Some examples of sales within the eastern suburbs and inner west of Sydney are:

Ten properties at Millers Point owned by the NSW Government recently went up for auction. Millers Point has been a hot spot due to the redevelopment of the area including James Packer’s Barangaroo development. A heritage listed terrace at 40 Argyle Place, Millers Point sold on 25 February 2016 for $2.75 million and comprises a two storey, circa 1887 Victorian Terrace with 4-bedrooms and 1-bathroom with no car accommodation on 128 square metres of land. The property is in need of a full restoration.

9 Pickering Lane, Woollahra sold on 20 November 2015 for $2.025 million and comprises a circa 1880 single level neo-Georgian sandstone cottage with 2-bedrooms and 1-bathroom and no car accommodation on 152 square metres of land. The property has retained the front façade with an architecturally designed extension at the rear.

Heritage redevelopment is not limited to houses, with a number of heritage listed buildings in these areas being converted into residential units. An example is 109 Jersey Road, Woollahra which comprises a circa 1877 church conversion development containing four residential units. The most recent sale within this complex was May 2015 for $2.7 million.

Outer Sydney
Time period – 1840s to 1910s

These period dwellings are most often located in and around town centres, near the commercial and retail sectors or what have become main roads. Windsor is known as a Macquarie Town with settlement dating from the era of Governor Macquarie and as such there are a great number of period homes scattered across the suburb and wider region which includes Wilberforce, Pitt Town, Kurrajong and Richmond. A heritage precinct surrounds the town centre of Windsor with many of the original dwellings heritage listed by Hawkesbury Council.

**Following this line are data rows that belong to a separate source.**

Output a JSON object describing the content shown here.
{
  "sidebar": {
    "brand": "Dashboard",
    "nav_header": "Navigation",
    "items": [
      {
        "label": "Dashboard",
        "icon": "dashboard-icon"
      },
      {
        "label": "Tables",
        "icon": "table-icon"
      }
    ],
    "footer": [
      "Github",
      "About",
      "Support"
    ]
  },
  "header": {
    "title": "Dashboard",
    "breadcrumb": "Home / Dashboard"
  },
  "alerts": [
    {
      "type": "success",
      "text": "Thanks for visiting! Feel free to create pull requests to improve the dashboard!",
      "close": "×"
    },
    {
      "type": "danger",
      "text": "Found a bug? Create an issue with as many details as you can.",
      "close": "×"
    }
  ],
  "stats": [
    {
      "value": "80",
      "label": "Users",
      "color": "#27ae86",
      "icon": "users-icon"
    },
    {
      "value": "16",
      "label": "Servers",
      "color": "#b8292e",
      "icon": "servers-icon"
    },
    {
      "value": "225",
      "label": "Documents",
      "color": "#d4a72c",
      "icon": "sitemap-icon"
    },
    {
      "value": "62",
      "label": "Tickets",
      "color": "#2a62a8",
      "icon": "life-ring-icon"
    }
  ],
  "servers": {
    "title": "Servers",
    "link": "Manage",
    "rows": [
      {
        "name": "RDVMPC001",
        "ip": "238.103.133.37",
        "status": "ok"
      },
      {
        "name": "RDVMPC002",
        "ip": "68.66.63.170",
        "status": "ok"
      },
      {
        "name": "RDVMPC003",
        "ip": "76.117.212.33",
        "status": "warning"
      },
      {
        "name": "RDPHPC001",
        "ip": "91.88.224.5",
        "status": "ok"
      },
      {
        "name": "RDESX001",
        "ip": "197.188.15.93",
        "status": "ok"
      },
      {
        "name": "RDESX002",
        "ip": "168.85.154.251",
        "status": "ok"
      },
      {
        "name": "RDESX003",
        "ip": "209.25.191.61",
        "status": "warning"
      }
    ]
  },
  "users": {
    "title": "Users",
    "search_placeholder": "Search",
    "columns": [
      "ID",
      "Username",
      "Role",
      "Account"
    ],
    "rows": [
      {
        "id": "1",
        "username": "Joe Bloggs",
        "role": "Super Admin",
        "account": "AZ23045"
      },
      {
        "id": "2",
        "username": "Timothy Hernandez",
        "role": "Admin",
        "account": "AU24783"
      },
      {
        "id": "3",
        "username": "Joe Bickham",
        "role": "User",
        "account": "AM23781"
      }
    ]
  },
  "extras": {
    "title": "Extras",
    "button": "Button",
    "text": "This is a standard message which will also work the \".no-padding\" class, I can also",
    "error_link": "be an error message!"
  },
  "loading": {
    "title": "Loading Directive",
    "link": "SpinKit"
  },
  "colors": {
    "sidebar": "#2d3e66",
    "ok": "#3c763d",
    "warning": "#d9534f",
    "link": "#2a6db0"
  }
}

At a price range of $500,000 to $700,000 within the townships of Windsor and Richmond, an older cottage on a parcel of 500 to 1,200 square metres with good structural bones can be found that could be further renovated or modernised to add capital value.

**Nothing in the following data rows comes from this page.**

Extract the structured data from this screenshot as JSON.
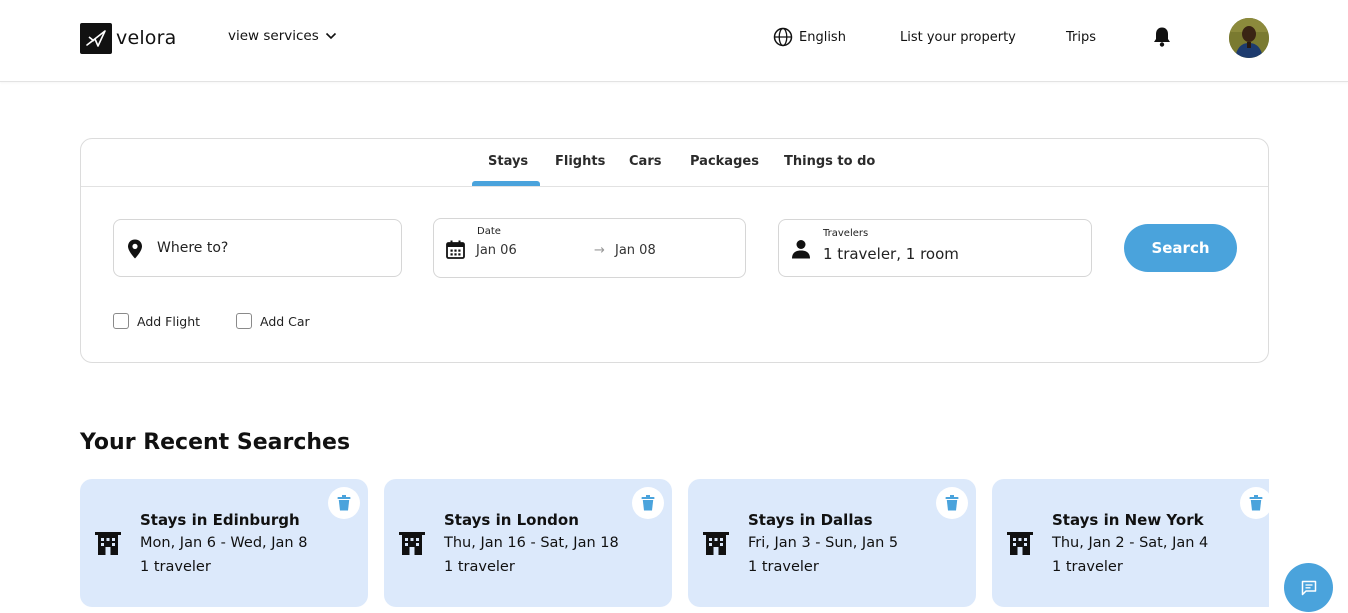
{
  "header": {
    "brand": "velora",
    "services_label": "view services",
    "language": "English",
    "list_property": "List your property",
    "trips": "Trips"
  },
  "tabs": [
    "Stays",
    "Flights",
    "Cars",
    "Packages",
    "Things to do"
  ],
  "active_tab": "Stays",
  "search": {
    "where_placeholder": "Where to?",
    "date_label": "Date",
    "start_date": "Jan 06",
    "end_date": "Jan 08",
    "date_arrow": "→",
    "travelers_label": "Travelers",
    "travelers_value": "1 traveler, 1 room",
    "button": "Search",
    "add_flight": "Add Flight",
    "add_car": "Add Car"
  },
  "recent": {
    "title": "Your Recent Searches",
    "items": [
      {
        "title": "Stays in Edinburgh",
        "dates": "Mon, Jan 6 - Wed, Jan 8",
        "travelers": "1 traveler"
      },
      {
        "title": "Stays in London",
        "dates": "Thu, Jan 16 - Sat, Jan 18",
        "travelers": "1 traveler"
      },
      {
        "title": "Stays in Dallas",
        "dates": "Fri, Jan 3 - Sun, Jan 5",
        "travelers": "1 traveler"
      },
      {
        "title": "Stays in New York",
        "dates": "Thu, Jan 2 - Sat, Jan 4",
        "travelers": "1 traveler"
      }
    ]
  },
  "colors": {
    "accent": "#4aa3dc",
    "card_bg": "#dce9fb"
  }
}
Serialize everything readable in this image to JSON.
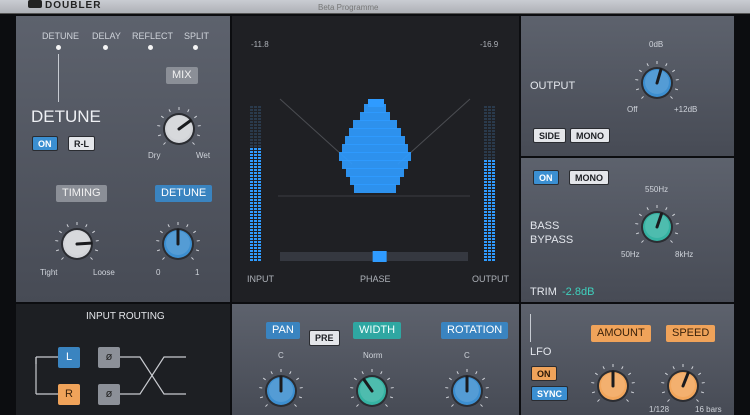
{
  "header": {
    "logo_text": "DOUBLER",
    "preset": "Beta Programme"
  },
  "detune_panel": {
    "modes": [
      "DETUNE",
      "DELAY",
      "REFLECT",
      "SPLIT"
    ],
    "title": "DETUNE",
    "on_label": "ON",
    "rl_label": "R-L",
    "mix": {
      "label": "MIX",
      "min_label": "Dry",
      "max_label": "Wet",
      "value": 0.7
    },
    "timing": {
      "label": "TIMING",
      "min_label": "Tight",
      "max_label": "Loose",
      "value": 0.82
    },
    "detune": {
      "label": "DETUNE",
      "min_label": "0",
      "max_label": "1",
      "value": 0.5
    }
  },
  "visualizer": {
    "left_peak": "-11.8",
    "right_peak": "-16.9",
    "input_label": "INPUT",
    "phase_label": "PHASE",
    "output_label": "OUTPUT",
    "input_level": 0.72,
    "output_level": 0.64,
    "phase_position": 0.53
  },
  "output_panel": {
    "title": "OUTPUT",
    "top_label": "0dB",
    "min_label": "Off",
    "max_label": "+12dB",
    "value": 0.56,
    "side_label": "SIDE",
    "mono_label": "MONO"
  },
  "bass_panel": {
    "on_label": "ON",
    "mono_label": "MONO",
    "title_line1": "BASS",
    "title_line2": "BYPASS",
    "top_label": "550Hz",
    "min_label": "50Hz",
    "max_label": "8kHz",
    "value": 0.57,
    "trim_label": "TRIM",
    "trim_value": "-2.8dB"
  },
  "routing_panel": {
    "title": "INPUT ROUTING",
    "left_label": "L",
    "right_label": "R",
    "phase_symbol": "ø"
  },
  "stereo_panel": {
    "pan_label": "PAN",
    "pre_label": "PRE",
    "width_label": "WIDTH",
    "rotation_label": "ROTATION",
    "pan_top": "C",
    "width_top": "Norm",
    "rotation_top": "C",
    "pan_value": 0.5,
    "width_value": 0.37,
    "rotation_value": 0.5
  },
  "lfo_panel": {
    "title": "LFO",
    "on_label": "ON",
    "sync_label": "SYNC",
    "amount_label": "AMOUNT",
    "speed_label": "SPEED",
    "speed_min": "1/128",
    "speed_max": "16 bars",
    "amount_value": 0.5,
    "speed_value": 0.58
  },
  "colors": {
    "blue_knob": "#3d8fd0",
    "teal_knob": "#36b3a3",
    "orange_knob": "#f2a65c",
    "grey_knob": "#d2d4d8",
    "meter_blue": "#2f9bff"
  }
}
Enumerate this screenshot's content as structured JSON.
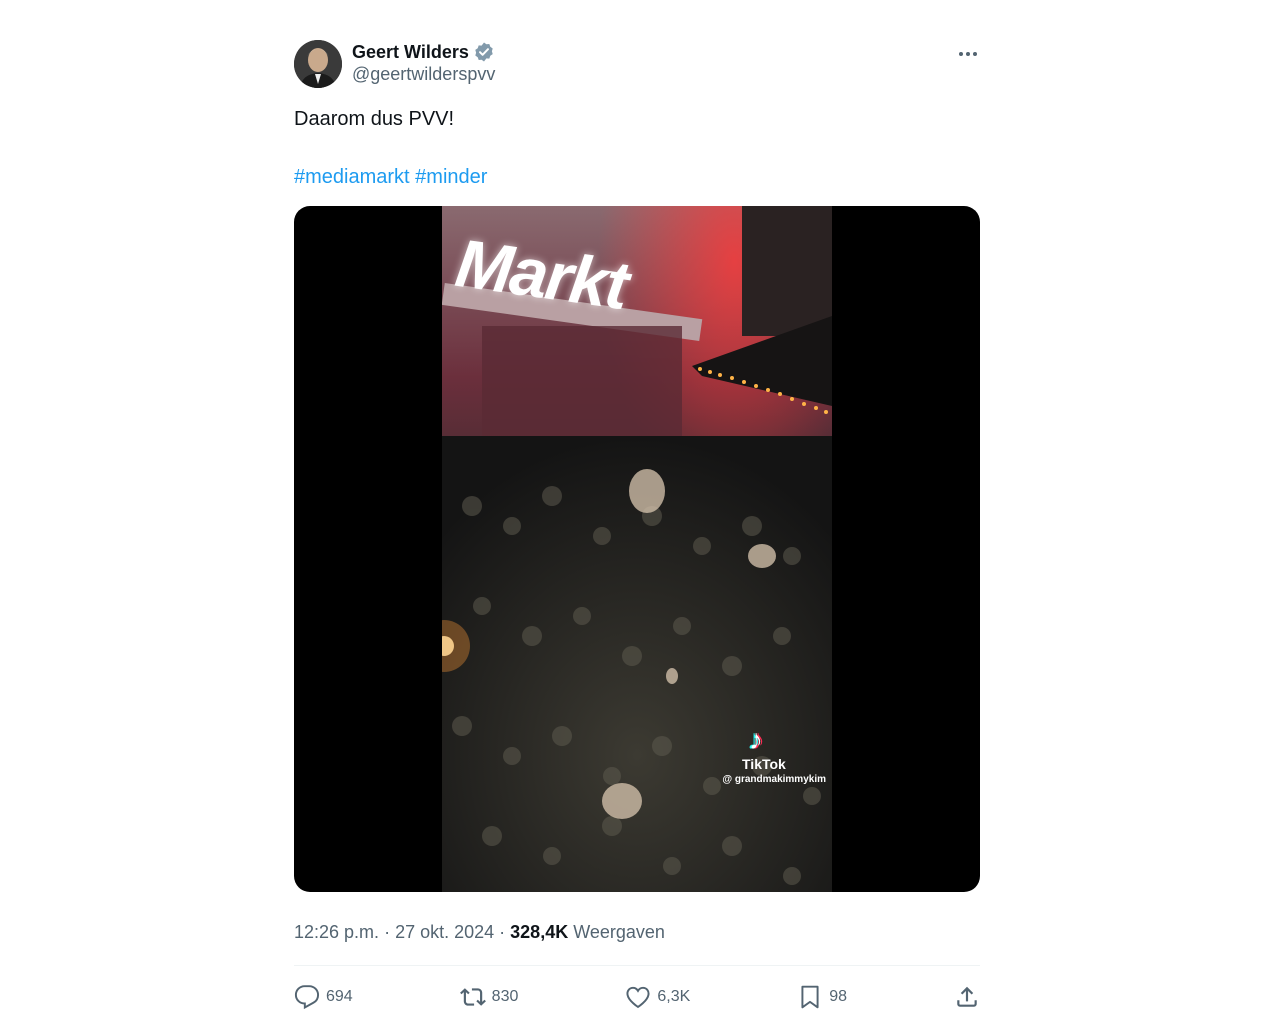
{
  "author": {
    "name": "Geert Wilders",
    "handle": "@geertwilderspvv",
    "verified": true
  },
  "tweet": {
    "text": "Daarom dus PVV!",
    "hashtags": [
      "#mediamarkt",
      "#minder"
    ]
  },
  "media": {
    "overlay_brand": "TikTok",
    "overlay_user": "@ grandmakimmykim",
    "sign_text": "Markt"
  },
  "meta": {
    "time": "12:26 p.m.",
    "date": "27 okt. 2024",
    "views_count": "328,4K",
    "views_label": "Weergaven"
  },
  "actions": {
    "replies": "694",
    "reposts": "830",
    "likes": "6,3K",
    "bookmarks": "98"
  },
  "colors": {
    "link": "#1d9bf0",
    "secondary_text": "#536471",
    "verified": "#829aab"
  },
  "icons": [
    "more-icon",
    "verified-badge-icon",
    "reply-icon",
    "repost-icon",
    "like-icon",
    "bookmark-icon",
    "share-icon"
  ]
}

Typically properties between $850,000 and $1.2 million are fully renovated and in central town positions on good sized parcels. Homes are rarely traded above $1.5 million however this ceiling is commonly exceeded for a well renovated property in a semi-rural location on the outskirts of these towns on acreage parcels that may also include direct frontage to the Hawkesbury River.

Location, land size and their rarely exchanged nature make these homes desirable to the market. In the past these cottages were being converted to professional and mixed use commercial cottages however the past five to ten years has seen many bought and reverted to their previous use as a dwelling or family home.

Share on:

DISCLAIMER: The information contained in this article is correct at the time of publishing and is subject to change. It is intended to be of a general nature only. It has been prepared without taking into account any person’s objectives, financial situation or needs. Before acting on this information, Smartline recommends that you consider whether it is appropriate for your circumstances. Smartline recommends that you seek independent legal, financial, and taxation advice before acting on any information in this article.